THE PROBLEM
The response should hold each line from the entries below where "Outcome" is found.

RECORDS below:

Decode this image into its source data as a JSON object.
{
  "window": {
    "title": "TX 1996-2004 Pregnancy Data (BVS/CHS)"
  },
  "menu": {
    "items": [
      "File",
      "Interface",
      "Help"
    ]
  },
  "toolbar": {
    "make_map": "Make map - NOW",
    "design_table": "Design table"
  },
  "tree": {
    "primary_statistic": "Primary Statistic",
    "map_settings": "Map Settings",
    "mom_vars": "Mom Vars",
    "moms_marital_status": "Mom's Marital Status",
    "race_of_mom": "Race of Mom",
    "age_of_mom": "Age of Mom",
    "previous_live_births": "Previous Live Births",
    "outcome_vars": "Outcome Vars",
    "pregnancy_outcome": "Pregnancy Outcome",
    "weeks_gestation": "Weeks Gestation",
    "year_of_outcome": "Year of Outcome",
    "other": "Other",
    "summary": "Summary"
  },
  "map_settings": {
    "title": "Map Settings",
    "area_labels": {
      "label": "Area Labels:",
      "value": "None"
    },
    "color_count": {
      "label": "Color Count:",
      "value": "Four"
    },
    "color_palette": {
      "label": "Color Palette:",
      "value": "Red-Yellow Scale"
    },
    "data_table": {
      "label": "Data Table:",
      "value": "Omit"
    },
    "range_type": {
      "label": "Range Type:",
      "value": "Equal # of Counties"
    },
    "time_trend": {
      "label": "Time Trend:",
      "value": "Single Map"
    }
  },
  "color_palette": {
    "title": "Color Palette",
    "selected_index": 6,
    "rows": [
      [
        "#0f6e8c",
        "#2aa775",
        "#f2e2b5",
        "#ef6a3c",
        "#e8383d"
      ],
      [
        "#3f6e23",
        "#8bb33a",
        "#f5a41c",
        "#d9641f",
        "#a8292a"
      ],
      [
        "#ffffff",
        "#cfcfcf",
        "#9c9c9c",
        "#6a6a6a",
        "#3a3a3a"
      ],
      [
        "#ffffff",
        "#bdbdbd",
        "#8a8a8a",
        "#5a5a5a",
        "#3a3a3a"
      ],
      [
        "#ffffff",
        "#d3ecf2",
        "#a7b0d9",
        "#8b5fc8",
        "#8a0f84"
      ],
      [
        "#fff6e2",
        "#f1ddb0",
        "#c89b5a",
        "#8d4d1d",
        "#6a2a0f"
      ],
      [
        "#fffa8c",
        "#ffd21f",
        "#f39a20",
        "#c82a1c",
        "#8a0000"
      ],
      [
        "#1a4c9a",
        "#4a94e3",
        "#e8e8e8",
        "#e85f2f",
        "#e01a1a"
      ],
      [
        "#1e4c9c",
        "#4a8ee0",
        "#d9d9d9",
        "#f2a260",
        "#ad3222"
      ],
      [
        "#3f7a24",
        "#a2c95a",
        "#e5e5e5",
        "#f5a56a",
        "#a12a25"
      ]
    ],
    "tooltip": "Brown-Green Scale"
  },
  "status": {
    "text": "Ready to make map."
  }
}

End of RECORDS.

SOLVED EXERCISE
    "outcome_vars": "Outcome Vars",
    "pregnancy_outcome": "Pregnancy Outcome",
    "year_of_outcome": "Year of Outcome",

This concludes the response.